Corporate crime in China has garnered worldwide attention and in the recent years we have witnessed positive legislative and administrative efforts by the Chinese government to prevent corporate misconducts.
This book first defines the meaning of corporate crime in China and answers the basic questions of what corporate crime is through real life cases. Then, it introduces the history of corporate crime and reviews academic studies through these key questions. The book also discusses the scope of corporate crime, the basis of corporate criminal liability, the criminal liability of State organizations, the corporate compliance programs and corporate criminal liability and the procedural issues. The book also provides suggestions from a comparative perspective by referring to the latest global developments on corporate crime. In the concluding chapter, the book discusses the goals of corporate crime prevention policy and comes up with feasible reform proposals with a brief summary on the existing problems of the current policies through a macro perspective.

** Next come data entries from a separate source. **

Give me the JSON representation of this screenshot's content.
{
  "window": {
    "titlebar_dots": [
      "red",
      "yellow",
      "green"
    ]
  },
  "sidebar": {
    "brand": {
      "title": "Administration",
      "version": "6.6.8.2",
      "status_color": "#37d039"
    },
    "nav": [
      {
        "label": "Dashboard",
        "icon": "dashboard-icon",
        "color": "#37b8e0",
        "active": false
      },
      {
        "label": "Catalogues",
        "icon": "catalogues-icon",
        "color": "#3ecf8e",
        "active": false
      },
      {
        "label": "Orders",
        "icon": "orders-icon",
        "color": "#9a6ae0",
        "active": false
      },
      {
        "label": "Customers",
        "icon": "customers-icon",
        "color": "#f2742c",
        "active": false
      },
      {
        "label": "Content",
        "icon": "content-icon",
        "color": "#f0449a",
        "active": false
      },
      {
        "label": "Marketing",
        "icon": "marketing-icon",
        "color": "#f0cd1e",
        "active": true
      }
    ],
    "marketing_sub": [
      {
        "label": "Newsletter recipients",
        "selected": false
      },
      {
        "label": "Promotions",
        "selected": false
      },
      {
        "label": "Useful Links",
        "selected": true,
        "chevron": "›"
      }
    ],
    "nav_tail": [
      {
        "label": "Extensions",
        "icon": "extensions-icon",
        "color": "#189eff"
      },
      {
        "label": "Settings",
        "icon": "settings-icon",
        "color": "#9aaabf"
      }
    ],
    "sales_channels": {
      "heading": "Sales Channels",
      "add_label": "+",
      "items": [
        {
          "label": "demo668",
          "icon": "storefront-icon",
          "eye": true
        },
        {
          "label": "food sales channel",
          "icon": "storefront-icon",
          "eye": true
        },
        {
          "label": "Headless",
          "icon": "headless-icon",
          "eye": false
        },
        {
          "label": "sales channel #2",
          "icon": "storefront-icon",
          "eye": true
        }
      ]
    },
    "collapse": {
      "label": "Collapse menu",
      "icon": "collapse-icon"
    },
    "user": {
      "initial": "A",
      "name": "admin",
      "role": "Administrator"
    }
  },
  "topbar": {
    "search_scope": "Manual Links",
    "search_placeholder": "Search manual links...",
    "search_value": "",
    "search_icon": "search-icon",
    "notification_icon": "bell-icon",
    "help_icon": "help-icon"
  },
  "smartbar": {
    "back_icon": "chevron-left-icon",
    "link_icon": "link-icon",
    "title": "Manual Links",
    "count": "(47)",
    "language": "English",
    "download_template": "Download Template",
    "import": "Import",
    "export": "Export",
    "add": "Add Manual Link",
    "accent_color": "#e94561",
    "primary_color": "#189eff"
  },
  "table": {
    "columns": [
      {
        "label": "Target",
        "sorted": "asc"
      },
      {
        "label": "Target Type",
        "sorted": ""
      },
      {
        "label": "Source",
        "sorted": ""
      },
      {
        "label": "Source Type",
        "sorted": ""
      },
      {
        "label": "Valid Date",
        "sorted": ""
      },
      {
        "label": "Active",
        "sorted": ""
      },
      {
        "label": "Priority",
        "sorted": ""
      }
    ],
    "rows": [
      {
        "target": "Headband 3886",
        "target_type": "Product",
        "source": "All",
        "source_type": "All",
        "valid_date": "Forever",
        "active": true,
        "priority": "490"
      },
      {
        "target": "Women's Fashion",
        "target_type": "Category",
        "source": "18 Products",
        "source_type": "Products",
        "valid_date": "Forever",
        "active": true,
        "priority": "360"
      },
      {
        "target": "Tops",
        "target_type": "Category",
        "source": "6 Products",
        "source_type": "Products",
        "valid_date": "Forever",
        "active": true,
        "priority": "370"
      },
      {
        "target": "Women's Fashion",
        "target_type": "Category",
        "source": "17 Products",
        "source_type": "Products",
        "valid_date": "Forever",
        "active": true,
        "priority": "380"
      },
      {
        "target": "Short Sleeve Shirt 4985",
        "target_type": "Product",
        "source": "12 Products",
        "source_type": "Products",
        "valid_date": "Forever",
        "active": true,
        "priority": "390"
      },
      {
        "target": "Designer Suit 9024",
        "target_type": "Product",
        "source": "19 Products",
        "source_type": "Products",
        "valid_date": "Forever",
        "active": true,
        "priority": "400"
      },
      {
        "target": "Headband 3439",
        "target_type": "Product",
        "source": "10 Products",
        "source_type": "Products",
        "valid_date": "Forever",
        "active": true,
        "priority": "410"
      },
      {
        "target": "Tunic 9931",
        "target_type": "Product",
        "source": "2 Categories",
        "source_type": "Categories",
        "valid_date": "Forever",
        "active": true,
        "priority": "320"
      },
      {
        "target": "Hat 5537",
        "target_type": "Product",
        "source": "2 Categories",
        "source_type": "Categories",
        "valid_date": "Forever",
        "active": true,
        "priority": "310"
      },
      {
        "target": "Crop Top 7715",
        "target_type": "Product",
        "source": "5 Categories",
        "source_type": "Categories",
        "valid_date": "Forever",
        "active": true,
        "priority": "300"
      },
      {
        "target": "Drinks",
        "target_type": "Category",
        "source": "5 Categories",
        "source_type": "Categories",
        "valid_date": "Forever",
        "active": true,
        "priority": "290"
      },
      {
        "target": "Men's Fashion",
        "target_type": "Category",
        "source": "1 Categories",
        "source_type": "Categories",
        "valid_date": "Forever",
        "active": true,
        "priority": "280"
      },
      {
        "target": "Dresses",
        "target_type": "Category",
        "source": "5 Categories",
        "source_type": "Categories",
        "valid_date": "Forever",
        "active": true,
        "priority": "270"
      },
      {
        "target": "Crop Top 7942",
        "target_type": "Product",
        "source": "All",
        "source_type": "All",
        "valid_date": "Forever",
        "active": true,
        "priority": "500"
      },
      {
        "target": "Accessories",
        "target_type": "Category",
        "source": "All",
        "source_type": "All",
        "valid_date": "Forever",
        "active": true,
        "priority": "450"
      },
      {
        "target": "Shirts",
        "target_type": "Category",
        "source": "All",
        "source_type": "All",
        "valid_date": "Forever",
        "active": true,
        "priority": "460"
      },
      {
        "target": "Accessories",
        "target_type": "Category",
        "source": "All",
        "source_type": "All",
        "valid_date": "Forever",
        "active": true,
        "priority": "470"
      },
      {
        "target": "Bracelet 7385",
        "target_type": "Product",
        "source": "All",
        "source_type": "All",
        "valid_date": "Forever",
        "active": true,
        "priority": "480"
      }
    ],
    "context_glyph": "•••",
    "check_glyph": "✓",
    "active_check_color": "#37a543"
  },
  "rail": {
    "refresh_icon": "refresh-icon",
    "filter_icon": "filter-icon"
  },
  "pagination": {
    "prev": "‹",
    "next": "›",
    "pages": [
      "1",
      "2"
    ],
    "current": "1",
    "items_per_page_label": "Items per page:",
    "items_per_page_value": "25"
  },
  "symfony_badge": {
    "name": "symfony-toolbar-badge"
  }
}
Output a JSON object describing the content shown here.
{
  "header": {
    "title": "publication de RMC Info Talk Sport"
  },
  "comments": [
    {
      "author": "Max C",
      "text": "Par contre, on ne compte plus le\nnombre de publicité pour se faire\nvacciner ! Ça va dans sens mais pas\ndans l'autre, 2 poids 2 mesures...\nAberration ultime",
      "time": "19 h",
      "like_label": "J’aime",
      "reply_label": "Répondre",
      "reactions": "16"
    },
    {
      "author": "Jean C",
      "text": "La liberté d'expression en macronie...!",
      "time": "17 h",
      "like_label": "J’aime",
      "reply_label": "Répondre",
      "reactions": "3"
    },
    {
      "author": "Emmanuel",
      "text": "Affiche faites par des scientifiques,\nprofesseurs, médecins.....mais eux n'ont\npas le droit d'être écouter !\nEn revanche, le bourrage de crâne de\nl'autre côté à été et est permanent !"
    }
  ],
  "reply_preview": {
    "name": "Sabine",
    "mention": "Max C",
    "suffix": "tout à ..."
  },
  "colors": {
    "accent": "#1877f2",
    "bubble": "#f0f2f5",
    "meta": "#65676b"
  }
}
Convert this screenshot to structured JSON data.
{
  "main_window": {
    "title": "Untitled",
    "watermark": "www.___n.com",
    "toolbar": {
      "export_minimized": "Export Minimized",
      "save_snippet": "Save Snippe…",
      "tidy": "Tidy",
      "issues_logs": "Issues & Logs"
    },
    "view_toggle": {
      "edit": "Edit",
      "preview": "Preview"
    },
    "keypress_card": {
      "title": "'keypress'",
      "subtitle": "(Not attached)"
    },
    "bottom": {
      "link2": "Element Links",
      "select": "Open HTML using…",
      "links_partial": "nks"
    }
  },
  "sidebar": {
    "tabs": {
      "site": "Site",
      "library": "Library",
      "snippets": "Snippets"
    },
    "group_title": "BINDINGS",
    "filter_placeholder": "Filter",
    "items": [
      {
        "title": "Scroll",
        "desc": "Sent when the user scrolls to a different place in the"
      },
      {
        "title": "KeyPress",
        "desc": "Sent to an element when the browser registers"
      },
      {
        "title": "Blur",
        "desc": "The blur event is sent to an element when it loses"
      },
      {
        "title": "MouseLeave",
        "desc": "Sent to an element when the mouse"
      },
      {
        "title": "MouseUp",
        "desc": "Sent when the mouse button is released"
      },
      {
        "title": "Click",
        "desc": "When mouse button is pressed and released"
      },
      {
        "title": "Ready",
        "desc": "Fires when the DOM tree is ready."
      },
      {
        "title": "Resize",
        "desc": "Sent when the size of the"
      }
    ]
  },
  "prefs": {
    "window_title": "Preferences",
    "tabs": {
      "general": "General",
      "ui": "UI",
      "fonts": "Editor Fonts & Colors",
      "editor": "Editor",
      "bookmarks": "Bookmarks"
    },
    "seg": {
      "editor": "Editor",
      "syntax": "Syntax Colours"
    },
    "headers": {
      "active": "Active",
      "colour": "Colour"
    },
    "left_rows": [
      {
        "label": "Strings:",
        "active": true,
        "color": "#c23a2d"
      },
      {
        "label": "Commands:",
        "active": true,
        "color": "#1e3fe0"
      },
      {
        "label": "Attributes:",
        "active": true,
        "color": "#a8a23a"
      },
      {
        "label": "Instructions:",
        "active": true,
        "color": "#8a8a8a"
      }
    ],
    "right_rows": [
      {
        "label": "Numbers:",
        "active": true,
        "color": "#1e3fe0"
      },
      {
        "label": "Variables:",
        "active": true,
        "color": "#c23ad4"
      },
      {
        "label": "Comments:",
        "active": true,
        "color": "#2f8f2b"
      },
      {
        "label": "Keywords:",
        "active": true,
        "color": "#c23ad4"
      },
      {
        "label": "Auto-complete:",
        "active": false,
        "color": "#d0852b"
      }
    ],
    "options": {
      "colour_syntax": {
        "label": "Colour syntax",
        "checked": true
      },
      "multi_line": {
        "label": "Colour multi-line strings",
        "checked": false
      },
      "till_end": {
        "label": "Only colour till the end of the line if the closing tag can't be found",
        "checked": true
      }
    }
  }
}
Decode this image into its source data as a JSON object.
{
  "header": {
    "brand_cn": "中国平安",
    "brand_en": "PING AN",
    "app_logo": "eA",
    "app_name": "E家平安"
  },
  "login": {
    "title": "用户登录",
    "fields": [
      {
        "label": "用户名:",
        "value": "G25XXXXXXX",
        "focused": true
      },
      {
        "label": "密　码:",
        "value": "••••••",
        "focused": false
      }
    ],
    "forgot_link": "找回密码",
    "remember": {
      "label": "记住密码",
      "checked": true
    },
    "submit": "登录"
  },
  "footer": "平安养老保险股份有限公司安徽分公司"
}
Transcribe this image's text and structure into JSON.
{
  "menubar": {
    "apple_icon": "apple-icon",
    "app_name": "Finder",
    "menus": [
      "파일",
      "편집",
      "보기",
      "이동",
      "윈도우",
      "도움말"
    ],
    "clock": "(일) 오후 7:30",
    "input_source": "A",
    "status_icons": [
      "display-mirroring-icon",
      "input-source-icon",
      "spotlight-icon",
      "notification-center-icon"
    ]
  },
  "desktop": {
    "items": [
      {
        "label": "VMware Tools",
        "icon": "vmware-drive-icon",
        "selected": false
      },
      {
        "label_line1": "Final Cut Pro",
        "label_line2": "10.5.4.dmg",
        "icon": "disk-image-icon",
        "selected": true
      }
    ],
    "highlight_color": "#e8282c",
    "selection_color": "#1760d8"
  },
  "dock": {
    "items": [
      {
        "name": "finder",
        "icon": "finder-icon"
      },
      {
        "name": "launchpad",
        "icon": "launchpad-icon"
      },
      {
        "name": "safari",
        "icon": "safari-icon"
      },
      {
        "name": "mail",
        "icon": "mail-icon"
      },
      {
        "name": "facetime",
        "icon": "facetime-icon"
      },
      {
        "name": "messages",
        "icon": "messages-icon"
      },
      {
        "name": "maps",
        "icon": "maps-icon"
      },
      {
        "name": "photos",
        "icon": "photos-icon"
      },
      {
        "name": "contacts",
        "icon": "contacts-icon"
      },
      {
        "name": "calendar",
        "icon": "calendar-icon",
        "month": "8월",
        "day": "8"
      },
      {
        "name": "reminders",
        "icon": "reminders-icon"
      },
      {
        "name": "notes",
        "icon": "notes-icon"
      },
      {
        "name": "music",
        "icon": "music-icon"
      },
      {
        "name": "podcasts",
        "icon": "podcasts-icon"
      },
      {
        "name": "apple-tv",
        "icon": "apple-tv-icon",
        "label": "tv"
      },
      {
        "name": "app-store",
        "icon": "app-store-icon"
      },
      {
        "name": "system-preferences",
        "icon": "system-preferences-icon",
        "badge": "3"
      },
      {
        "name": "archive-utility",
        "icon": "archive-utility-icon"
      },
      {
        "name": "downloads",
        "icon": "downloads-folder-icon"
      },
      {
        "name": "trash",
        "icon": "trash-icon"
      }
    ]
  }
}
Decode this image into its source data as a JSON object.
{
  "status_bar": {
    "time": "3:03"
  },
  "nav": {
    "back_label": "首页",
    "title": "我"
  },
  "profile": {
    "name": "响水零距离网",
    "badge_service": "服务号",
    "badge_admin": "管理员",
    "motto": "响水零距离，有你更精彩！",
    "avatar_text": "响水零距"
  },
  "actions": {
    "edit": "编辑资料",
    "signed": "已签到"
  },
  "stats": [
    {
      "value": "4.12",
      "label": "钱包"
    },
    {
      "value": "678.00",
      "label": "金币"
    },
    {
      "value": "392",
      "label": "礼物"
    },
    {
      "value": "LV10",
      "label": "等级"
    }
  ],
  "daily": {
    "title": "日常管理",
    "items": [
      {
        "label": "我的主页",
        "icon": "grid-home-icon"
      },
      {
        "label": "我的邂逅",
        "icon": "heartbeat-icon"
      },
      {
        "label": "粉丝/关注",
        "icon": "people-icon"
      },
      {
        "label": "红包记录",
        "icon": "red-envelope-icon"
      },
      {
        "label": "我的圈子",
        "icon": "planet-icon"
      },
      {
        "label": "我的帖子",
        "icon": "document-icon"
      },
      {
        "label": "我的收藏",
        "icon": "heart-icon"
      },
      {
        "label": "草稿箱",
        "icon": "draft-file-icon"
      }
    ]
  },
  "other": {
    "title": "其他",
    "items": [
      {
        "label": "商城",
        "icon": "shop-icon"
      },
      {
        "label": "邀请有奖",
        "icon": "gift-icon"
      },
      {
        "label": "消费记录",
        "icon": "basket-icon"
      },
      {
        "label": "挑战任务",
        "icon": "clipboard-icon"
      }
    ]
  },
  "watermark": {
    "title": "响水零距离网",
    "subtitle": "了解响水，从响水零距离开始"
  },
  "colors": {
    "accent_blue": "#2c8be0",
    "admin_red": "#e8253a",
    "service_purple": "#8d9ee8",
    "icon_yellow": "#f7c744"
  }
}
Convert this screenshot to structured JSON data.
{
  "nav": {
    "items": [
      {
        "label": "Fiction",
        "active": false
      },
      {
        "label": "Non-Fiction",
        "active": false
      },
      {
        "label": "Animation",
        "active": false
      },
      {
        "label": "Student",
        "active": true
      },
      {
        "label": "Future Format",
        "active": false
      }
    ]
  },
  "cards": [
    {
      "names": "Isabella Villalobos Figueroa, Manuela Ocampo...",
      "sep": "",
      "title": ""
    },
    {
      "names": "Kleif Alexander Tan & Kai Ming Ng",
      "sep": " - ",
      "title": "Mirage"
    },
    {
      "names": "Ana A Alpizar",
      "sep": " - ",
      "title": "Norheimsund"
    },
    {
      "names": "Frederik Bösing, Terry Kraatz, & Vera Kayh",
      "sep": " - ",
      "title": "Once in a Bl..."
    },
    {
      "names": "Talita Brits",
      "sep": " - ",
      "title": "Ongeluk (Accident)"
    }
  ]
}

There is no existing book that deals with the legislation and criminal justice practices of corporate crime in China and this book will help to shed insight into the subject.
Table of Contents
1. Introduction: An Overview of Corporate Crime in China 2. Review of Corporate Crime Legislation and Literature 3. What Crimes Can a Corporation Commit? 4. Criminal Liability of State Organs: Is it Acceptable? 5. Basis of Corporate Criminal Liability: Individual or Organizational Fault? 6. Corporate Compliance Programs and Corporate Criminal Liability 7. Procedural Debates and Reforms 8. Corporate Crime Prevention Policy: Purposes, Problems and Proposals
Zhenjie Zhou is Associate Professor at College for Criminal Law Science of Beijing Normal University, China. He was Research Associate and then Assistant Professor at Waseda University, Japan, where he taught comparative corporate crime and Chinese criminal law from 2007 to 2010. He finished his PhD at Chinese Academy of Social Sciences in 2008.